Massachusetts state Rep. Jerry Parisella: “We love our sports in Massachusetts. We’re trying to do what we can to make (sports betting) happen.”
Meanwhile, Boston-based DraftKings is also set to pursue a license should Massachusetts lawmakers legalize sports betting. CEO Jason Robins didn’t touch on Massachusetts sports betting legalization during a 10-minute address to state lawmakers and gaming industry figures last week, but it’s no secret Robins wants his company to take bets in its home state.
Caesars and FanDuel, which don’t have the same direct or indirect ties with the state, are nevertheless also positioned to push for a Massachusetts sports betting license. Both companies have invested hundreds of millions of dollars while expanding across the US and would surely make a similar foray into a strong market such as Massachusetts.
Though a licensing and regulatory structure hasn’t been finalized, all companies mentioned above would undoubtedly look to find a way into the state. Depending on Massachusetts’ structure, it would be no surprise to see 20 or more additional operators at least express interest in a license.
FanDuel, DraftKings, BetMGM and Caeasers have more than 80 percent market share across operating US markets. Combined with likely WynnBet and Barstool sportsbooks, there remain limited market share opportunities for any other operators.
Still, the state’s potential as one of the nation’s best sports betting environments may be too much for any major operator to pass up.
The strong Massachusetts demographic environments – as well as some of the nation’s most beloved and successful sports teams – could set up a dream environment for operators, even before considering their existing ties to the state.
With less than three weeks before the latest sports betting legalization deadline passes, there’s no doubt about sportsbooks’ interest, even if the ability to do so remains undetermined.

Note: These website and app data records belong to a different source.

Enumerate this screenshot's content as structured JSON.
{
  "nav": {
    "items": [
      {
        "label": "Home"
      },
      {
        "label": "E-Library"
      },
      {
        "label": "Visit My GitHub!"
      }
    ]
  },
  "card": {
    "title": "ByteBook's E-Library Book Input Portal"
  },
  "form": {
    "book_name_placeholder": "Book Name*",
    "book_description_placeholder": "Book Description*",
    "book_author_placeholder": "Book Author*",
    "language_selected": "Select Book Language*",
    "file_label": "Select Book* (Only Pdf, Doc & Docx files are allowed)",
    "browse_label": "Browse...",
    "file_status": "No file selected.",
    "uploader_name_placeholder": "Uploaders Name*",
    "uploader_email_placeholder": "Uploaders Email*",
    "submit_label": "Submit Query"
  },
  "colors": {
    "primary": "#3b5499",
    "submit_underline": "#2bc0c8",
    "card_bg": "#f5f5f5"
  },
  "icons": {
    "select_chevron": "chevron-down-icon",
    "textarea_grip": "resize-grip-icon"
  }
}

“We love our sports in Massachusetts,” Parisella said last week. “We’re trying to do what we can to make (sports betting) happen.”